While the authorities dig out more to find out how far and wide have those private details of unsuspecting Kiwis have travelled, it is pertinent to look how deep is the rut, in our collective ability to keep the information of others, private and secure.
To be fair, Kiwis have undoubtedly raised concerns on privacy issues repeatedly in the recent past, especially around how global technology giants like Facebook and Google are encroaching on our private information on the pretext of collecting data for business purposes. That remains a work in progress.
However, my concern is that we might be dropping the ball in handling the private information of others in our day to day work and social settings that may gradually erode our collective sensitivity towards the broader privacy concerns.
We might be lowering our guards on how we handle the private information of others, treating it a bit casually, probably in our quintessential relaxed Kiwi style.
I say this from my experience of being a relatively recent migrant who has only put down his roots in this country for nearly a decade, after having spent another half a decade in our Trans-Tasman neighbour across the ditch.
My partner and I had several anecdotal experiences very early in the Kiwi work environment that led us to believe that here in New Zealand "everyone knows everything about you".
Once, winters ago when I was busy in writing my dissertation for a university degree and my partner was the only one bringing food on the table by temping at a reasonably midsize telecom-related business, we had our first tryst with supposedly lax privacy environment.
She was fired from the job because her prospective new employer, where she was exploring better opportunities, had chosen to call her current employer's office without keeping her informed. Her then-current employer treated this nothing less than an act of "treason".

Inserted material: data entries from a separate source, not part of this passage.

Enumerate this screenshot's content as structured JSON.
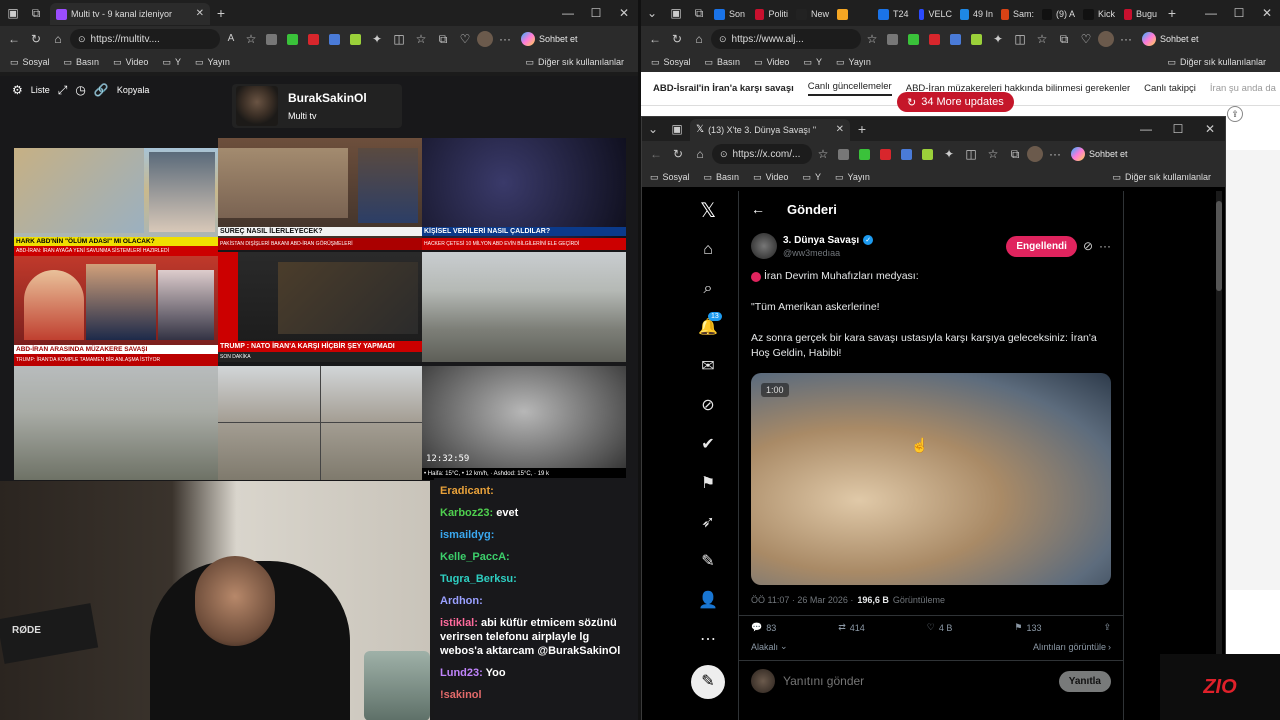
{
  "left_browser": {
    "tab_title": "Multi tv - 9 kanal izleniyor",
    "url": "https://multitv....",
    "copilot_label": "Sohbet et",
    "bookmarks": [
      "Sosyal",
      "Basın",
      "Video",
      "Y",
      "Yayın"
    ],
    "other_bookmarks": "Diğer sık kullanılanlar"
  },
  "multitv": {
    "toolbar": {
      "list_label": "Liste",
      "copy_label": "Kopyala"
    },
    "channel_name": "BurakSakinOl",
    "channel_sub": "Multi tv",
    "tiles": [
      {
        "caption": "HARK ABD'NİN \"ÖLÜM ADASI\" MI OLACAK?",
        "ticker": "ABD-İRAN: İRAN AYAĞA YENİ SAVUNMA SİSTEMLERİ HAZIRLEDİ"
      },
      {
        "caption": "SÜREÇ NASIL İLERLEYECEK?",
        "ticker": "PAKİSTAN DIŞİŞLERİ BAKANI ABD-İRAN GÖRÜŞMELERİ"
      },
      {
        "caption": "KİŞİSEL VERİLERİ NASIL ÇALDILAR?",
        "ticker": "HACKER ÇETESİ 10 MİLYON ABD EVİN BİLGİLERİNİ ELE GEÇİRDİ"
      },
      {
        "caption": "ABD-İRAN ARASINDA MÜZAKERE SAVAŞI",
        "ticker": "TRUMP: İRAN'DA KOMPLE TAMAMEN BİR ANLAŞMA İSTİYOR"
      },
      {
        "caption": "TRUMP : NATO İRAN'A KARŞI HİÇBİR ŞEY YAPMADI",
        "ticker": "SON DAKİKA"
      },
      {
        "caption": "",
        "ticker": ""
      },
      {
        "caption": "",
        "ticker": ""
      },
      {
        "caption": "",
        "ticker": ""
      },
      {
        "caption": "12:32:59",
        "ticker": "• Haifa: 15°C, • 12 km/h, · Ashdod: 15°C, · 19 k"
      }
    ]
  },
  "chat": {
    "messages": [
      {
        "user": "Eradicant:",
        "text": "",
        "color": "#e8a13a"
      },
      {
        "user": "Karboz23:",
        "text": "evet",
        "color": "#4fd04f"
      },
      {
        "user": "ismaildyg:",
        "text": "",
        "color": "#3aa8f0"
      },
      {
        "user": "Kelle_PaccA:",
        "text": "",
        "color": "#3ccf6b"
      },
      {
        "user": "Tugra_Berksu:",
        "text": "",
        "color": "#2ecfc2"
      },
      {
        "user": "Ardhon:",
        "text": "",
        "color": "#9aa0ff"
      },
      {
        "user": "istiklal:",
        "text": "abi küfür etmicem sözünü verirsen telefonu airplayle lg webos'a aktarcam @BurakSakinOl",
        "color": "#ff6b9d"
      },
      {
        "user": "Lund23:",
        "text": "Yoo",
        "color": "#c084fc"
      },
      {
        "user": "",
        "text": "!sakinol",
        "color": "#e36a6a"
      }
    ]
  },
  "right_browser": {
    "tab_labels": [
      "Son",
      "Politi",
      "New",
      "",
      "T24",
      "VELC",
      "49 In",
      "Sam:",
      "(9) A",
      "Kick",
      "Bugu"
    ],
    "url": "https://www.alj...",
    "copilot_label": "Sohbet et",
    "bookmarks": [
      "Sosyal",
      "Basın",
      "Video",
      "Y",
      "Yayın"
    ],
    "other_bookmarks": "Diğer sık kullanılanlar",
    "nav_items": [
      "ABD-İsrail'in İran'a karşı savaşı",
      "Canlı güncellemeler",
      "ABD-İran müzakereleri hakkında bilinmesi gerekenler",
      "Canlı takipçi",
      "İran şu anda da"
    ],
    "updates_badge": "34 More updates"
  },
  "x_window": {
    "tab_title": "(13) X'te 3. Dünya Savaşı \"",
    "url": "https://x.com/...",
    "copilot_label": "Sohbet et",
    "bookmarks": [
      "Sosyal",
      "Basın",
      "Video",
      "Y",
      "Yayın"
    ],
    "other_bookmarks": "Diğer sık kullanılanlar",
    "header_title": "Gönderi",
    "notification_count": "13",
    "author_name": "3. Dünya Savaşı",
    "author_handle": "@ww3medıaa",
    "follow_button": "Engellendi",
    "tweet_line1": "İran Devrim Muhafızları medyası:",
    "tweet_line2": "\"Tüm Amerikan askerlerine!",
    "tweet_line3": "Az sonra gerçek bir kara savaşı ustasıyla karşı karşıya geleceksiniz: İran'a Hoş Geldin, Habibi!",
    "video_time": "1:00",
    "timestamp": "ÖÖ 11:07 · 26 Mar 2026 ·",
    "views_count": "196,6 B",
    "views_label": "Görüntüleme",
    "replies": "83",
    "reposts": "414",
    "likes": "4 B",
    "bookmarks_count": "133",
    "sort_label": "Alakalı",
    "quotes_link": "Alıntıları görüntüle",
    "reply_placeholder": "Yanıtını gönder",
    "reply_button": "Yanıtla"
  },
  "overlay": {
    "brand": "ZIO",
    "mic_brand": "RØDE"
  },
  "colors": {
    "x_red": "#e0245e",
    "accent_blue": "#1d9bf0"
  }
}
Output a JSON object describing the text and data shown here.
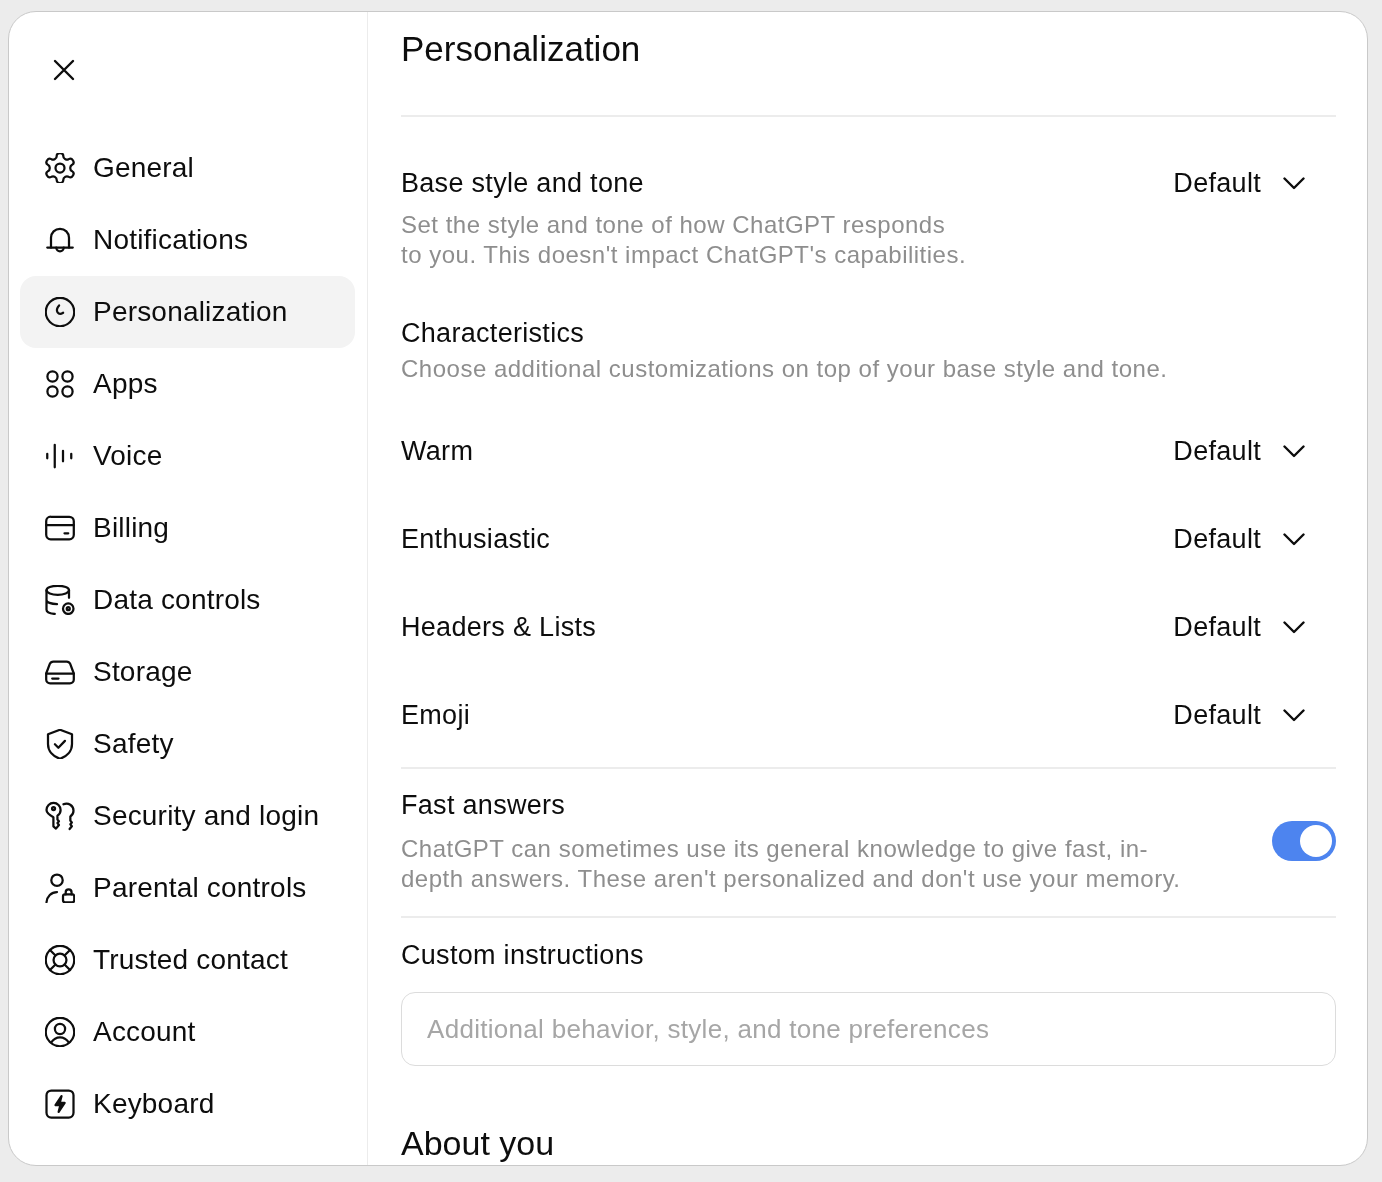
{
  "sidebar": {
    "items": [
      {
        "label": "General",
        "selected": false
      },
      {
        "label": "Notifications",
        "selected": false
      },
      {
        "label": "Personalization",
        "selected": true
      },
      {
        "label": "Apps",
        "selected": false
      },
      {
        "label": "Voice",
        "selected": false
      },
      {
        "label": "Billing",
        "selected": false
      },
      {
        "label": "Data controls",
        "selected": false
      },
      {
        "label": "Storage",
        "selected": false
      },
      {
        "label": "Safety",
        "selected": false
      },
      {
        "label": "Security and login",
        "selected": false
      },
      {
        "label": "Parental controls",
        "selected": false
      },
      {
        "label": "Trusted contact",
        "selected": false
      },
      {
        "label": "Account",
        "selected": false
      },
      {
        "label": "Keyboard",
        "selected": false
      }
    ]
  },
  "content": {
    "title": "Personalization",
    "base_style": {
      "label": "Base style and tone",
      "description": "Set the style and tone of how ChatGPT responds to you. This doesn't impact ChatGPT's capabilities.",
      "value": "Default"
    },
    "characteristics": {
      "title": "Characteristics",
      "description": "Choose additional customizations on top of your base style and tone.",
      "items": [
        {
          "label": "Warm",
          "value": "Default"
        },
        {
          "label": "Enthusiastic",
          "value": "Default"
        },
        {
          "label": "Headers & Lists",
          "value": "Default"
        },
        {
          "label": "Emoji",
          "value": "Default"
        }
      ]
    },
    "fast_answers": {
      "label": "Fast answers",
      "description": "ChatGPT can sometimes use its general knowledge to give fast, in-depth answers. These aren't personalized and don't use your memory.",
      "on": true
    },
    "custom_instructions": {
      "label": "Custom instructions",
      "placeholder": "Additional behavior, style, and tone preferences"
    },
    "about_you": {
      "title": "About you"
    }
  }
}
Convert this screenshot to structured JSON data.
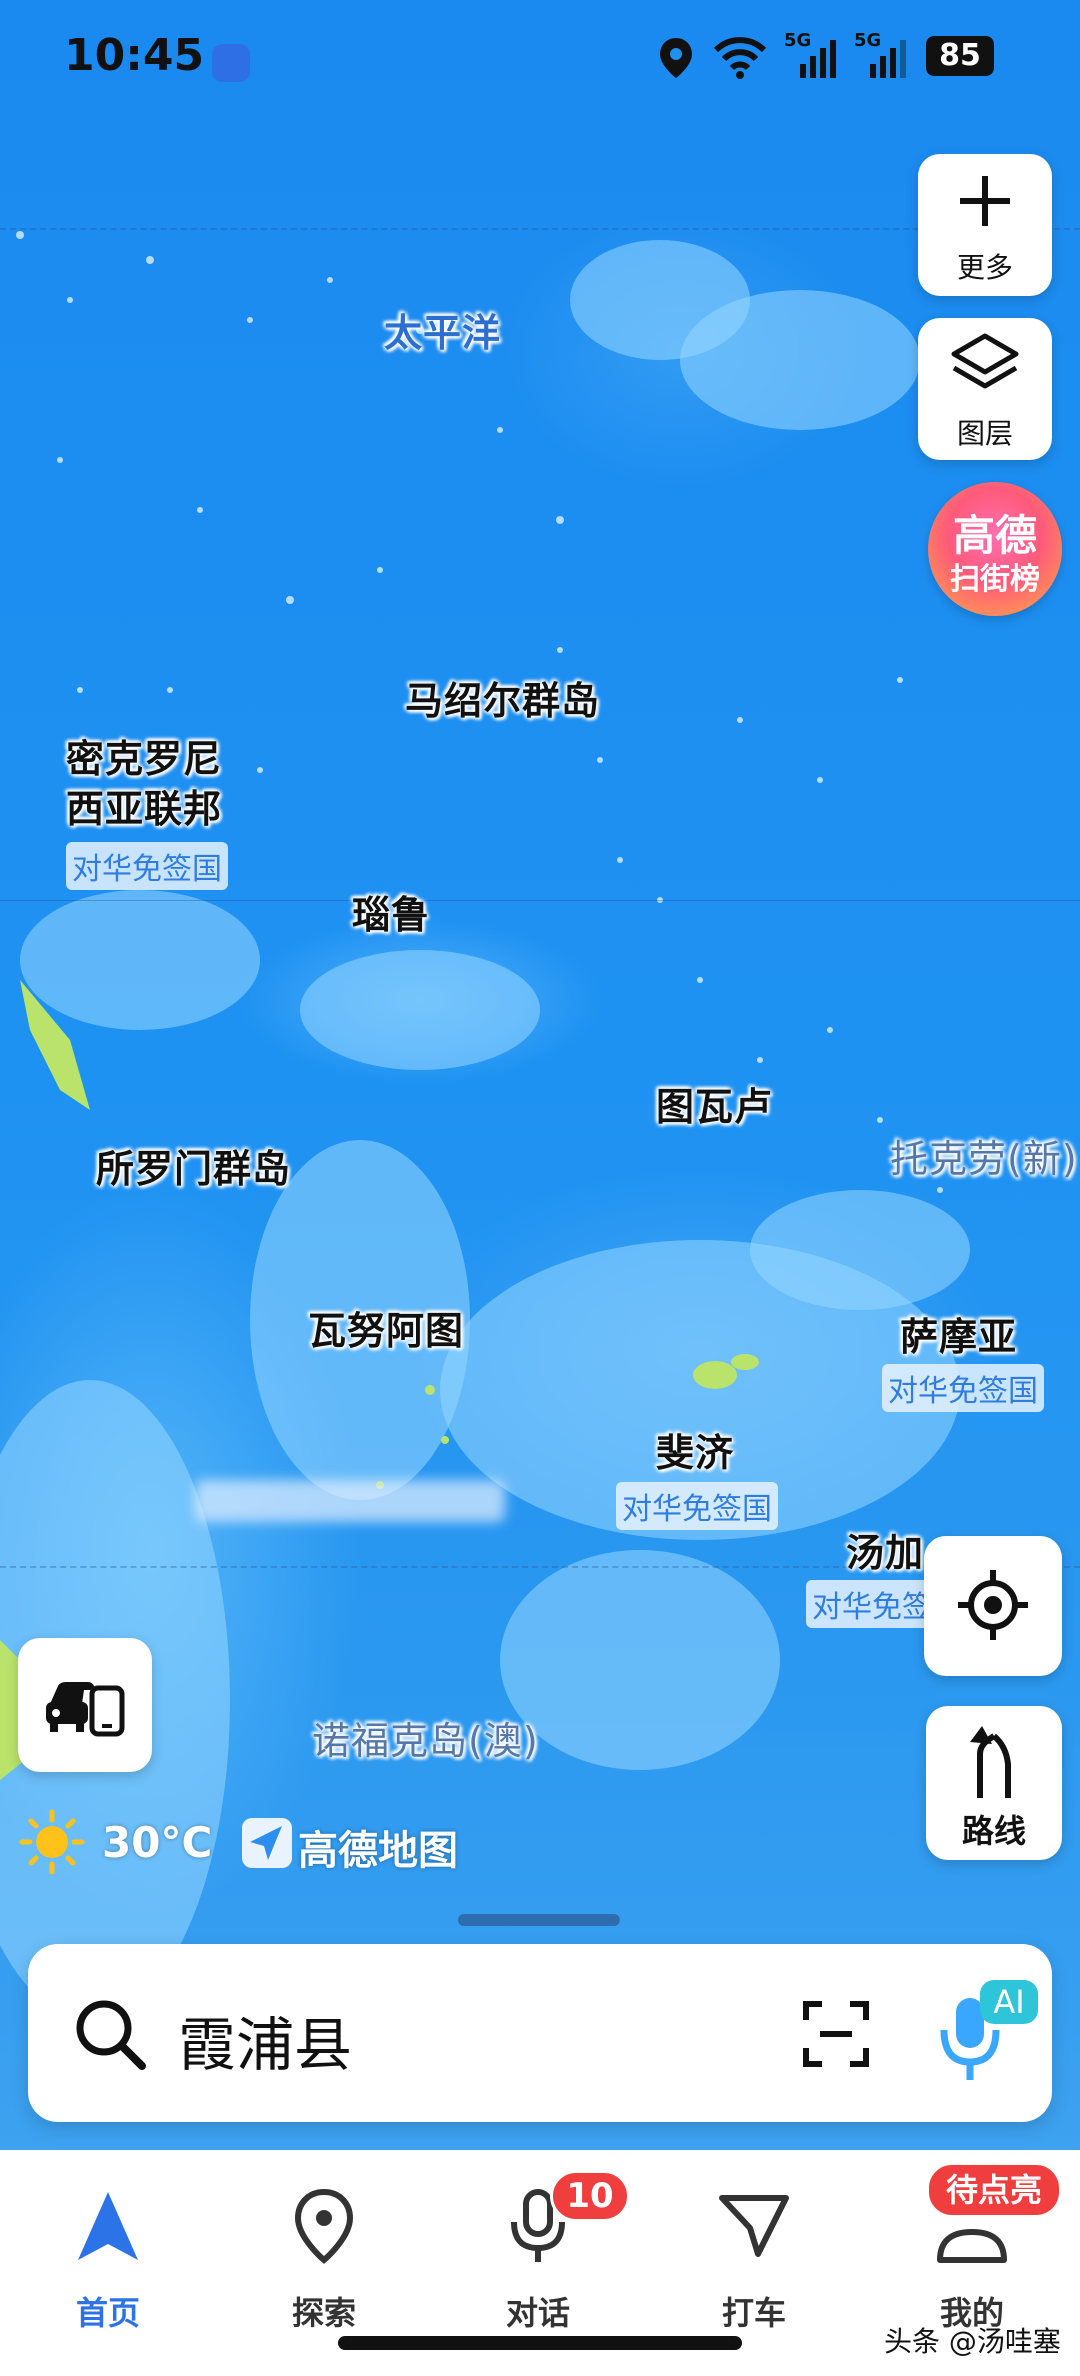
{
  "status_bar": {
    "time": "10:45",
    "battery": "85",
    "signal1_label": "5G",
    "signal2_label": "5G"
  },
  "map": {
    "places": {
      "pacific": "太平洋",
      "marshall": "马绍尔群岛",
      "micronesia_line1": "密克罗尼",
      "micronesia_line2": "西亚联邦",
      "nauru": "瑙鲁",
      "tuvalu": "图瓦卢",
      "tokelau": "托克劳(新)",
      "solomon": "所罗门群岛",
      "vanuatu": "瓦努阿图",
      "samoa": "萨摩亚",
      "fiji": "斐济",
      "tonga": "汤加",
      "norfolk": "诺福克岛(澳)"
    },
    "visa_free_label": "对华免签国",
    "visa_free_label_cut": "对华免签"
  },
  "controls": {
    "more_label": "更多",
    "layers_label": "图层",
    "scan_line1": "高德",
    "scan_line2": "扫街榜",
    "route_label": "路线"
  },
  "weather": {
    "temperature": "30°C",
    "brand": "高德地图"
  },
  "search": {
    "text": "霞浦县",
    "ai_badge": "AI"
  },
  "nav": {
    "tabs": [
      {
        "label": "首页",
        "icon": "navigation-arrow-icon",
        "active": true
      },
      {
        "label": "探索",
        "icon": "location-pin-icon"
      },
      {
        "label": "对话",
        "icon": "microphone-icon",
        "badge": "10"
      },
      {
        "label": "打车",
        "icon": "taxi-arrow-icon"
      },
      {
        "label": "我的",
        "icon": "profile-icon",
        "badge": "待点亮"
      }
    ]
  },
  "watermark": "头条 @汤哇塞",
  "colors": {
    "ocean": "#1f8ff0",
    "accent": "#2c73e8",
    "badge": "#f03d3d"
  }
}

In one of her next jobs, her moment of discomfort came when her manager released their entire team's monthly sales commission earnings to everyone in the team on email - probably driven by the zeal of fairness - but not without transgressing what one would expect about privacy settings in a modern work environment.
Since we were directly coming from Australia, where both of us had experienced a rigorous, thorough sensitisation on how to keep information private - especially in business operations that deal with sensitive information of customers such as contact centres - we had our moments of discomfort.
And there were many such moments before we successfully replaced that initial discomfort with a reassurance that we are blessed to be living in a country that is gifted with an incredible level of social cohesiveness.
Probably, that explains our casual approach in sharing information with others and hoping to count on their diligence, in handling that information sensitively without further breaching privacy.
Otherwise, what explains former National Party President Michelle Bloag passing on incredibly private pieces of information to Walker and Woodhouse - and hoping that they could use the information to design a "political hit" on the government, but stopping short of releasing that information in public.
As it turned out, she was herself bewildered when she learnt Walker released the sensitive information to the media.
While all concerned deal with the privacy breach and voters make up their minds on how to deal with it in the impending elections, it might also be helpful, if we collectively as a society, mull upon how causal we have become in dealing with the private information of others.
In my experience, there is a stark lack of sensitisation of the workforce in this country on how to handle the private information of others that needs to be shaken-up.
Some may disagree and discard the argument as baseless - based on mere individual anecdotal experience of a few - and hence dispel the need for any corrective actions.
However, as far as I am concerned, New Zealand has an overly relaxed attitude towards handling the private information of others in our work and social settings.
All is well with the relaxed Kiwi-attitude. Let's keep that charm intact. But there is a need to up the ante on how we deal with the private information of others in this country, and more so we have seen a dramatic increase in the size of the population in the last few years, bringing in people from all over the world to live in this beautiful country.
We can do better in educating everyone and regulating our privacy settings.
* Sandeep Singh is the editor of Auckland based Indian-community newspaper The Indian Weekender.